Work out how many lines of the records hold the string "down", and reply with that number alone.

# # # #

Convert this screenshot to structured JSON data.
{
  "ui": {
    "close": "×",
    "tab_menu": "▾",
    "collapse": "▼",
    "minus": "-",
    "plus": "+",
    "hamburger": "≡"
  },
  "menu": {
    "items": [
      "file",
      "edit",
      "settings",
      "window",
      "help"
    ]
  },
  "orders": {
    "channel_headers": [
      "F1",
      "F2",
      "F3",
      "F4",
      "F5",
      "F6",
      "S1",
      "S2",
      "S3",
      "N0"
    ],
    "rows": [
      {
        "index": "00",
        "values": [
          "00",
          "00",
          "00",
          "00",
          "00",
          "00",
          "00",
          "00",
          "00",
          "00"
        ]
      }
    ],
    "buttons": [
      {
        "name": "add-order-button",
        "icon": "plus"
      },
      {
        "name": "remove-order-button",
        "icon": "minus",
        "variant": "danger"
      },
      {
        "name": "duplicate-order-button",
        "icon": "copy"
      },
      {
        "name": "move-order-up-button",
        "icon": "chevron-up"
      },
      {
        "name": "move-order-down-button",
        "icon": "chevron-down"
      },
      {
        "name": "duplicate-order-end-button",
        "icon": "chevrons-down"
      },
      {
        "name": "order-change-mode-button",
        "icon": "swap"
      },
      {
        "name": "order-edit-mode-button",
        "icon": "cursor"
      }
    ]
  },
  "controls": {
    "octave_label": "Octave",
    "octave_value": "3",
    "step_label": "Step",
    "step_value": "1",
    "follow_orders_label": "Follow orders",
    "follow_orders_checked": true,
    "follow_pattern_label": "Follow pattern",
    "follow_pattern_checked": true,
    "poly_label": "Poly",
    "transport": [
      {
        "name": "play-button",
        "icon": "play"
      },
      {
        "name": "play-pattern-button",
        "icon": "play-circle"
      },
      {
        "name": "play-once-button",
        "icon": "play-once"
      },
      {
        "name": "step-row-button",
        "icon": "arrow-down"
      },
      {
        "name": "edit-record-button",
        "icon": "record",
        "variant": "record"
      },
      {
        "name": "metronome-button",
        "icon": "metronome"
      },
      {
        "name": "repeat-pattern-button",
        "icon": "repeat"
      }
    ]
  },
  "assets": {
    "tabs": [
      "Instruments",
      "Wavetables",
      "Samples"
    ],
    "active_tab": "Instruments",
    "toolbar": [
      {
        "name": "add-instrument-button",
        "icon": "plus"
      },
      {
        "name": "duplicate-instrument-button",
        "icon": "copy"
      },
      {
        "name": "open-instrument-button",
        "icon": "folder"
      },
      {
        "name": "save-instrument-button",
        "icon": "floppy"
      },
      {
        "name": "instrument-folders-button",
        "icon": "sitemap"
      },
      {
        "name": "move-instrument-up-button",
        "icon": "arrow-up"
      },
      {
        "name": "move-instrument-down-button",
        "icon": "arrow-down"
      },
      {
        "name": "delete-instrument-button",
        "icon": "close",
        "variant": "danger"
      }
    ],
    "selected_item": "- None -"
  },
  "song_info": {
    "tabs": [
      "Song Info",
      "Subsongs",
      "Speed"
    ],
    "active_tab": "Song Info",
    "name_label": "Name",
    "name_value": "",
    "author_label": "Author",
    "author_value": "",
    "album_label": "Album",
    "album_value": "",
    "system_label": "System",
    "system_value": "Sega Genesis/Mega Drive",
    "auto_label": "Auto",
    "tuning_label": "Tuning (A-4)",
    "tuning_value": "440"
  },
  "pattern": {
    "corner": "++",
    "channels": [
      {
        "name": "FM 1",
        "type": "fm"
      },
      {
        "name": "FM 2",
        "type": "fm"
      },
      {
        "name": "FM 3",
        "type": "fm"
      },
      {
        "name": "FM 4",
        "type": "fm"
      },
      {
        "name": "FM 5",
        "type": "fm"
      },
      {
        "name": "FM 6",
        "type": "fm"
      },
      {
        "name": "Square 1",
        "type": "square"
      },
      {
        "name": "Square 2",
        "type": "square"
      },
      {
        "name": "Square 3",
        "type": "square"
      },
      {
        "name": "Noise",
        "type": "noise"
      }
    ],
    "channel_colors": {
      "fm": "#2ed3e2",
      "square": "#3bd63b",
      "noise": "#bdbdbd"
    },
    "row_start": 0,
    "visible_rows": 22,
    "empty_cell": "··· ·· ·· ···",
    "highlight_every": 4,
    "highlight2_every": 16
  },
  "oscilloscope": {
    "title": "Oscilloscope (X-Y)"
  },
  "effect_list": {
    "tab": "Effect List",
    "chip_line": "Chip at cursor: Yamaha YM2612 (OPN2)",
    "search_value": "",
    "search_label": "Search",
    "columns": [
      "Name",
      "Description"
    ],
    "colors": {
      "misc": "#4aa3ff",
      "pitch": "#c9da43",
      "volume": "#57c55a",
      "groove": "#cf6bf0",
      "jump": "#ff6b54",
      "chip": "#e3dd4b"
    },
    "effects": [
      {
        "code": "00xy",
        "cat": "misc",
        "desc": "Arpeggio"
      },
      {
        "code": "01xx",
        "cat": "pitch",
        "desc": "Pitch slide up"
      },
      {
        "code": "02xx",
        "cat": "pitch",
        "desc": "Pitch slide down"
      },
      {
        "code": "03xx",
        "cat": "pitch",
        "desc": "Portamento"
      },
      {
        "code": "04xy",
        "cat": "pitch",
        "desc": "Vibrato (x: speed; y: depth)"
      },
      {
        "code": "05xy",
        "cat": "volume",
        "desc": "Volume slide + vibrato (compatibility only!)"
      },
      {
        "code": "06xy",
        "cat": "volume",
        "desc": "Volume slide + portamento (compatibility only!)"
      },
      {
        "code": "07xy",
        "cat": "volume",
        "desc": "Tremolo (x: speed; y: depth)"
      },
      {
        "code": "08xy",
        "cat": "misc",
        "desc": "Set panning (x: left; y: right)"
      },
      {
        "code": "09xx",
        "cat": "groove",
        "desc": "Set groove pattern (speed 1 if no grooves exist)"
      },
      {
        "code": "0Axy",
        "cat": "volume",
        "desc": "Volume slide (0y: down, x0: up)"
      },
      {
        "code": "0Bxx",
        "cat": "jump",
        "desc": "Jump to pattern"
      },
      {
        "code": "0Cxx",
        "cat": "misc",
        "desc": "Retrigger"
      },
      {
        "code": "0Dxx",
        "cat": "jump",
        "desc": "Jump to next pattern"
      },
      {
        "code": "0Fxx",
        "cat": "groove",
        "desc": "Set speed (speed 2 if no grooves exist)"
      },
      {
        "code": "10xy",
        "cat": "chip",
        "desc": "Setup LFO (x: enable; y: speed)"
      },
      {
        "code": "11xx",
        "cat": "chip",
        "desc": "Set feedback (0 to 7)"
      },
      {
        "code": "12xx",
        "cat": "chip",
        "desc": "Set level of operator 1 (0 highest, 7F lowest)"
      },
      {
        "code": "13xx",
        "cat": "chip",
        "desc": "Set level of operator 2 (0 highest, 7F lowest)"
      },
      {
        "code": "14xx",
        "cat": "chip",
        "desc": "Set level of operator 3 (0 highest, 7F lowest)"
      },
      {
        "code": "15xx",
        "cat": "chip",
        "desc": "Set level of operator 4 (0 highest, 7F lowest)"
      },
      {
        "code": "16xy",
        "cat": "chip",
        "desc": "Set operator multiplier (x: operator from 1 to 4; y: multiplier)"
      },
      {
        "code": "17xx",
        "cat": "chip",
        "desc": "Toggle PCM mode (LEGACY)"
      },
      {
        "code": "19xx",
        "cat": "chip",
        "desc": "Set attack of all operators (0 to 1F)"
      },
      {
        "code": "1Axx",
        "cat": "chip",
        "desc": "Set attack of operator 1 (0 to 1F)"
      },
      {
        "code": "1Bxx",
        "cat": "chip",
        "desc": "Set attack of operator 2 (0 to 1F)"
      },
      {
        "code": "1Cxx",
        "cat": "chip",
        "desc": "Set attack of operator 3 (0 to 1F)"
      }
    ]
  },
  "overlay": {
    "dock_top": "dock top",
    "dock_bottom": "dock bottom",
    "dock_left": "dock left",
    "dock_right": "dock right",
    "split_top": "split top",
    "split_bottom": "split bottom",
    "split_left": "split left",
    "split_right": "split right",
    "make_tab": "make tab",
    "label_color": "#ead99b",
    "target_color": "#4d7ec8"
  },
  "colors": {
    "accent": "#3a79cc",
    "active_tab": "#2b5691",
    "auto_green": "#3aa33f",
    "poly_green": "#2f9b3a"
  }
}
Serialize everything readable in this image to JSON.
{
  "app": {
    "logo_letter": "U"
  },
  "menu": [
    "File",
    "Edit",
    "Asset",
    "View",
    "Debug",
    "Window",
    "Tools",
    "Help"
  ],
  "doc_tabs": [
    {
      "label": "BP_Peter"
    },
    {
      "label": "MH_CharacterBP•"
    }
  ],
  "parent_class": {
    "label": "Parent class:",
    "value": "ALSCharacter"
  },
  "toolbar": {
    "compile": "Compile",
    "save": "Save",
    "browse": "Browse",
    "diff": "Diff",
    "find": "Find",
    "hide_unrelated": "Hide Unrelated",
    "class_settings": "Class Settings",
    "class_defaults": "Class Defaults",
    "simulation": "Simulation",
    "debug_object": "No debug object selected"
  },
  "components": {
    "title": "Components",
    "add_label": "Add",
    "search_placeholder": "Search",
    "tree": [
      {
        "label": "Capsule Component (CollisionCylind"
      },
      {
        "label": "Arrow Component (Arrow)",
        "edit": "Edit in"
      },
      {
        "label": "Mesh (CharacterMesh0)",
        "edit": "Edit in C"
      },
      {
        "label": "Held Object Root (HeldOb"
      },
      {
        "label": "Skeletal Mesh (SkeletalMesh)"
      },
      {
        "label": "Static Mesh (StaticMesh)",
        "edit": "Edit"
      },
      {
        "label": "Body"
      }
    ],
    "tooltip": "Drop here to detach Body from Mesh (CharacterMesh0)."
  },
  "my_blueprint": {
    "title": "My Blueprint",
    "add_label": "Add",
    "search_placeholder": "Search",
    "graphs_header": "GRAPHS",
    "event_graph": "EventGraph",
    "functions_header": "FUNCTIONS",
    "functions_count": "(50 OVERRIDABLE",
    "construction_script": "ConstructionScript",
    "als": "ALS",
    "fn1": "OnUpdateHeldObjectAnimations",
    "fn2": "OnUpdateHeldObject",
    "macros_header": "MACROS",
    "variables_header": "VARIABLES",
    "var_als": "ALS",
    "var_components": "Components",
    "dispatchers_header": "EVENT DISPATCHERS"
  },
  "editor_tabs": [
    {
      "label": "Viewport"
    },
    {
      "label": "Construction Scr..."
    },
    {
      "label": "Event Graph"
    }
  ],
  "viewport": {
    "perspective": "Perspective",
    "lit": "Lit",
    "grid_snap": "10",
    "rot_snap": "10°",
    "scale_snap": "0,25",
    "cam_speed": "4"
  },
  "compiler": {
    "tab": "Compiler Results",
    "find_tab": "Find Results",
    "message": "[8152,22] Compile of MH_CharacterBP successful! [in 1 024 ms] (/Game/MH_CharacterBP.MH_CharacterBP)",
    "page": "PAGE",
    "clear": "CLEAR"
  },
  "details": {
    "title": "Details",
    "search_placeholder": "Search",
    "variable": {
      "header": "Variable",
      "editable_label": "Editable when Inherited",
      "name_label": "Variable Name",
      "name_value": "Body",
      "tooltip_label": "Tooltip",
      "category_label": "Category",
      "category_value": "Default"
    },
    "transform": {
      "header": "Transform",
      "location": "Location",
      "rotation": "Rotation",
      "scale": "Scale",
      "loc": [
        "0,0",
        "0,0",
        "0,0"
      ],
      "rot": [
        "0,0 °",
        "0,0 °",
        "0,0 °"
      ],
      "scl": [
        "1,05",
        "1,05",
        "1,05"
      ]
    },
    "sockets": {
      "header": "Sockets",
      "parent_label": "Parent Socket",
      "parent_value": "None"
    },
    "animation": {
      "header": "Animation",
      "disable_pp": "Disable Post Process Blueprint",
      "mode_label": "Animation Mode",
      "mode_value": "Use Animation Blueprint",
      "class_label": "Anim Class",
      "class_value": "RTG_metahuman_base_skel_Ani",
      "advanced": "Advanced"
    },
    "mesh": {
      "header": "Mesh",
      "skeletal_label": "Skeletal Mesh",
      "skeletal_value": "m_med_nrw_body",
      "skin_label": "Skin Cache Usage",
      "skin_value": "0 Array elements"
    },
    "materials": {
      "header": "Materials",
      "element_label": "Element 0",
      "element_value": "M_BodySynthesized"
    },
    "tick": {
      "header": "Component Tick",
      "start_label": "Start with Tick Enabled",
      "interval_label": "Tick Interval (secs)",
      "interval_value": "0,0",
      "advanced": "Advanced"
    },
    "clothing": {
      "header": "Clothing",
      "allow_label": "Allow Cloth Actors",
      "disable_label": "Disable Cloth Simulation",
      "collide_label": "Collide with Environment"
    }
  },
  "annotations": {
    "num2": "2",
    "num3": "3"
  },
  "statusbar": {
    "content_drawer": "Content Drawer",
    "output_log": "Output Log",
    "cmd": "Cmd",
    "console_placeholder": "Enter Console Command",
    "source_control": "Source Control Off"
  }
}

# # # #

# Solution
8